Task inputs -

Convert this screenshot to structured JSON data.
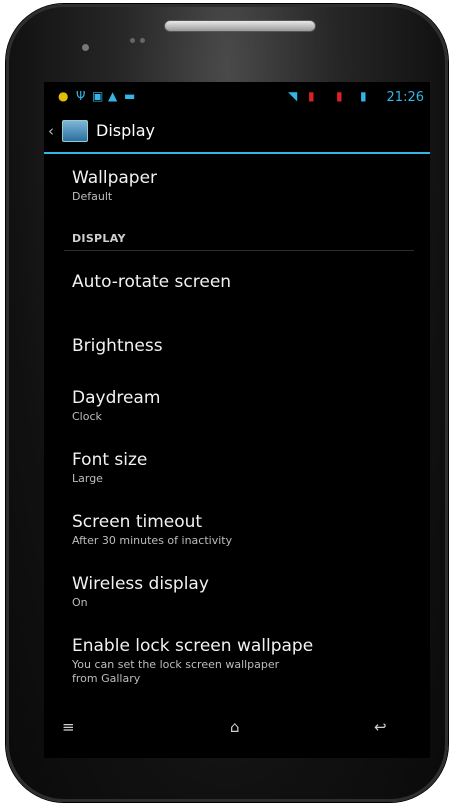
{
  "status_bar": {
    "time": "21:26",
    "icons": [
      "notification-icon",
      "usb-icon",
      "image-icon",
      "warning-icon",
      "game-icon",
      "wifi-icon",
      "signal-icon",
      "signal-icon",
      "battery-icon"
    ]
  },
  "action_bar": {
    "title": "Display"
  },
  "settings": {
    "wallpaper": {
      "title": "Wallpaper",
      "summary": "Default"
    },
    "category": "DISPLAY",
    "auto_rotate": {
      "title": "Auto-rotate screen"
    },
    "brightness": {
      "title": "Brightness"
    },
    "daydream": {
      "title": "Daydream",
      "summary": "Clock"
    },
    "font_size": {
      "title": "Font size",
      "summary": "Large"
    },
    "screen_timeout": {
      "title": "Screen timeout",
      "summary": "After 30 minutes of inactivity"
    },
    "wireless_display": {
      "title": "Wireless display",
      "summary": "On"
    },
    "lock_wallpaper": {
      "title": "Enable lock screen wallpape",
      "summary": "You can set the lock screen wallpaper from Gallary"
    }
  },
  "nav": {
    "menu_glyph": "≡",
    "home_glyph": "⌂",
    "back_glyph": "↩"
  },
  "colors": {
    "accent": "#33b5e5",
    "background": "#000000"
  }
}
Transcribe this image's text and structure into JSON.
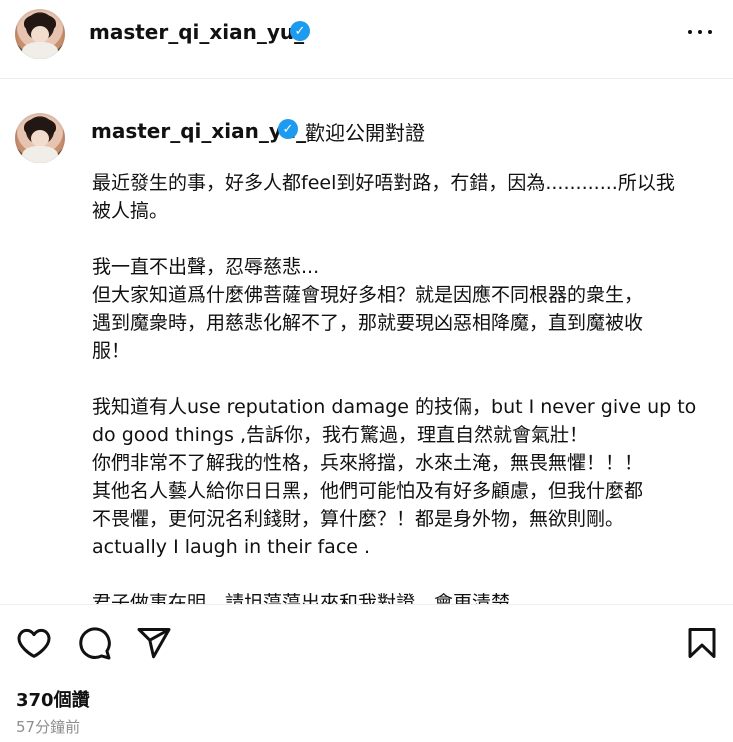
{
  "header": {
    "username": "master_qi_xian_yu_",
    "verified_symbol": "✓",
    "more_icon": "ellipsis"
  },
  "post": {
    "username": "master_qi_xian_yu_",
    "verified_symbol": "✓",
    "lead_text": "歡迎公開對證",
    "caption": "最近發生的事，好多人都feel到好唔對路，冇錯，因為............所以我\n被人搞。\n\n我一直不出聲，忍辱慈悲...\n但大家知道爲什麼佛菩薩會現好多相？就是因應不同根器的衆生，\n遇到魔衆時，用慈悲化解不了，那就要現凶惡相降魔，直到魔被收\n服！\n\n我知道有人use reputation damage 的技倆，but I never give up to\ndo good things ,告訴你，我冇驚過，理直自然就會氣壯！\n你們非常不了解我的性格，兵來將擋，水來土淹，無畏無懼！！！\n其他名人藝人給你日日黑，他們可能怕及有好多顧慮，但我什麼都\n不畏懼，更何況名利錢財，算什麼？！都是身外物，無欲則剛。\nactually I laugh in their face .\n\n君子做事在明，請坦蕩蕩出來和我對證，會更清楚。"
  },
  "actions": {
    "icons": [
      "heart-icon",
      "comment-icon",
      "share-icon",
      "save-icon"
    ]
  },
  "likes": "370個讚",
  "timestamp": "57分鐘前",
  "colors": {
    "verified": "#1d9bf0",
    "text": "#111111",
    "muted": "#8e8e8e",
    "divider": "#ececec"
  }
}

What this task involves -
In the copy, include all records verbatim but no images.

Answer -
Convert this screenshot to structured JSON data.
{
  "status_bar": {
    "time": "21:26",
    "icons": [
      "notification-icon",
      "usb-icon",
      "image-icon",
      "warning-icon",
      "game-icon",
      "wifi-icon",
      "signal-icon",
      "signal-icon",
      "battery-icon"
    ]
  },
  "action_bar": {
    "title": "Display"
  },
  "settings": {
    "wallpaper": {
      "title": "Wallpaper",
      "summary": "Default"
    },
    "category": "DISPLAY",
    "auto_rotate": {
      "title": "Auto-rotate screen"
    },
    "brightness": {
      "title": "Brightness"
    },
    "daydream": {
      "title": "Daydream",
      "summary": "Clock"
    },
    "font_size": {
      "title": "Font size",
      "summary": "Large"
    },
    "screen_timeout": {
      "title": "Screen timeout",
      "summary": "After 30 minutes of inactivity"
    },
    "wireless_display": {
      "title": "Wireless display",
      "summary": "On"
    },
    "lock_wallpaper": {
      "title": "Enable lock screen wallpape",
      "summary": "You can set the lock screen wallpaper from Gallary"
    }
  },
  "nav": {
    "menu_glyph": "≡",
    "home_glyph": "⌂",
    "back_glyph": "↩"
  },
  "colors": {
    "accent": "#33b5e5",
    "background": "#000000"
  }
}
Transcribe this image's text and structure into JSON.
{
  "header": {
    "username": "master_qi_xian_yu_",
    "verified_symbol": "✓",
    "more_icon": "ellipsis"
  },
  "post": {
    "username": "master_qi_xian_yu_",
    "verified_symbol": "✓",
    "lead_text": "歡迎公開對證",
    "caption": "最近發生的事，好多人都feel到好唔對路，冇錯，因為............所以我\n被人搞。\n\n我一直不出聲，忍辱慈悲...\n但大家知道爲什麼佛菩薩會現好多相？就是因應不同根器的衆生，\n遇到魔衆時，用慈悲化解不了，那就要現凶惡相降魔，直到魔被收\n服！\n\n我知道有人use reputation damage 的技倆，but I never give up to\ndo good things ,告訴你，我冇驚過，理直自然就會氣壯！\n你們非常不了解我的性格，兵來將擋，水來土淹，無畏無懼！！！\n其他名人藝人給你日日黑，他們可能怕及有好多顧慮，但我什麼都\n不畏懼，更何況名利錢財，算什麼？！都是身外物，無欲則剛。\nactually I laugh in their face .\n\n君子做事在明，請坦蕩蕩出來和我對證，會更清楚。"
  },
  "actions": {
    "icons": [
      "heart-icon",
      "comment-icon",
      "share-icon",
      "save-icon"
    ]
  },
  "likes": "370個讚",
  "timestamp": "57分鐘前",
  "colors": {
    "verified": "#1d9bf0",
    "text": "#111111",
    "muted": "#8e8e8e",
    "divider": "#ececec"
  }
}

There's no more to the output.